  • Go public: The dot-com boom and bust reminded everyone of the potential hazards of the stock market. While you may be sitting on the next Google, IPOs take much time to prepare and can cost anywhere from several hundred thousand to several million dollars, depending on the exchange and the size of the offering. However, the costs can often be covered by intermediate funding rounds. Keep in mind, that the likelihood of your company ever going public is very low, as you’ll likely need to reach into the tens of millions of dollars in annual revenue before you’re an attractive IPO candidate.
  • Merge: Sometimes, two businesses can create more value as one company. If you believe such an opportunity exists for your firm as a business exit plan, then a merger may be your ticket. If you’re looking to leave entirely, then the merger would likely call for the head of the other involved company to stay on and take over your company’s activities. If you don’t want to relinquish all involvement, consider staying on in an advisory role.

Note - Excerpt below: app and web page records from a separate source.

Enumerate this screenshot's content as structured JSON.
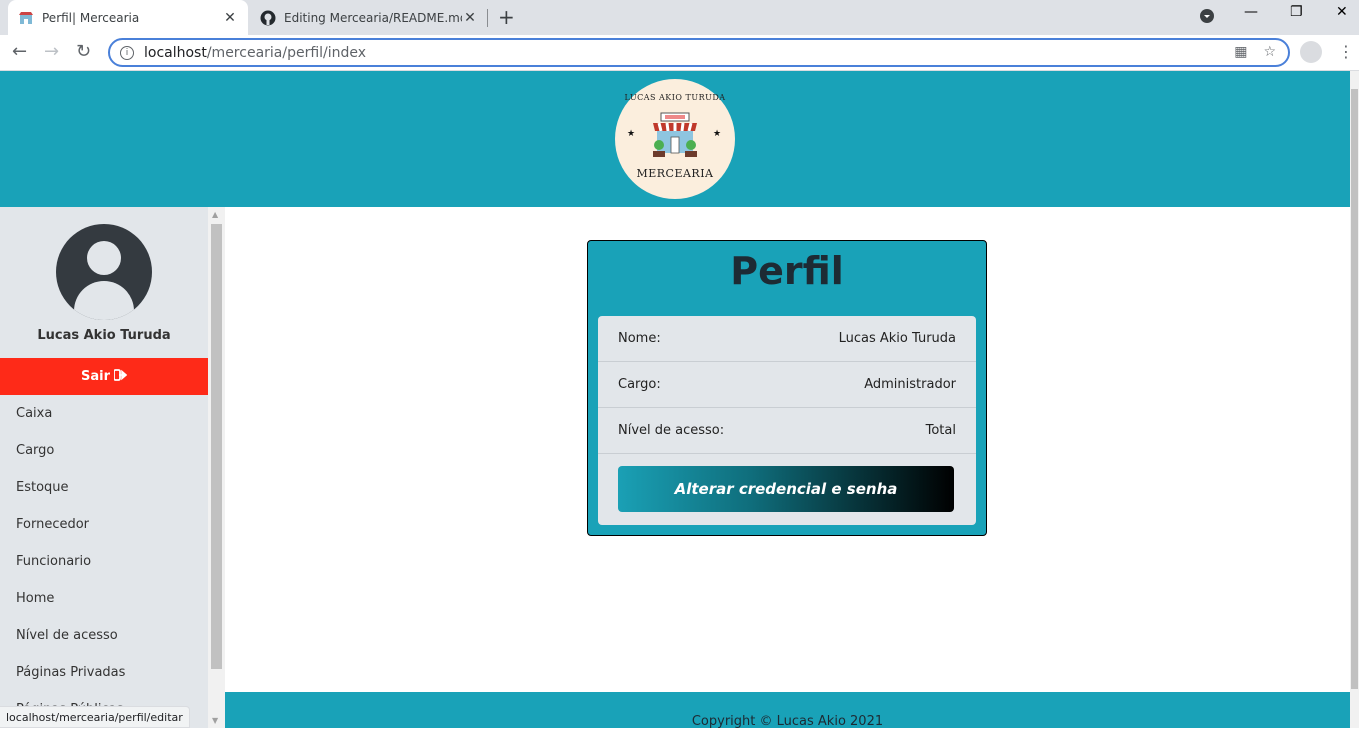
{
  "browser": {
    "tabs": [
      {
        "title": "Perfil| Mercearia",
        "close": "✕"
      },
      {
        "title": "Editing Mercearia/README.md a",
        "close": "✕"
      }
    ],
    "new_tab": "+",
    "url_host": "localhost",
    "url_path": "/mercearia/perfil/index",
    "window_controls": [
      "—",
      "❐",
      "✕"
    ],
    "status_url": "localhost/mercearia/perfil/editar"
  },
  "logo": {
    "top_text": "LUCAS AKIO TURUDA",
    "bottom_text": "MERCEARIA"
  },
  "sidebar": {
    "user_name": "Lucas Akio Turuda",
    "logout_label": "Sair",
    "items": [
      "Caixa",
      "Cargo",
      "Estoque",
      "Fornecedor",
      "Funcionario",
      "Home",
      "Nível de acesso",
      "Páginas Privadas",
      "Páginas Públicas"
    ]
  },
  "profile": {
    "title": "Perfil",
    "rows": [
      {
        "label": "Nome:",
        "value": "Lucas Akio Turuda"
      },
      {
        "label": "Cargo:",
        "value": "Administrador"
      },
      {
        "label": "Nível de acesso:",
        "value": "Total"
      }
    ],
    "button_label": "Alterar credencial e senha"
  },
  "footer": {
    "text": "Copyright © Lucas Akio 2021"
  },
  "colors": {
    "primary": "#19a2b8",
    "sidebar_bg": "#e2e6ea",
    "logout": "#fe2a18",
    "title_text": "#1d2b34"
  }
}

  • Be acquired: Other companies might want to acquire your business and keep its value for themselves. Make sure the offered sale price meshes with your business valuation. You may even seek to cultivate potential acquirers by courting companies you think would benefit from such a deal. If you choose your acquirer wisely, the value of your business can far exceed what you might otherwise earn in a sale.
  • Sell: Selling outright can also allow for an easy exit. If you wish, you can take the money from the sale and sever yourself from the company. You may also negotiate for equity in the buying company, allowing you to earn dividends afterwards — it clearly is in your interest to ensure your firm is a good fit for the buyer and therefore more likely to prosper.

Create a profitable business exit plan from the start.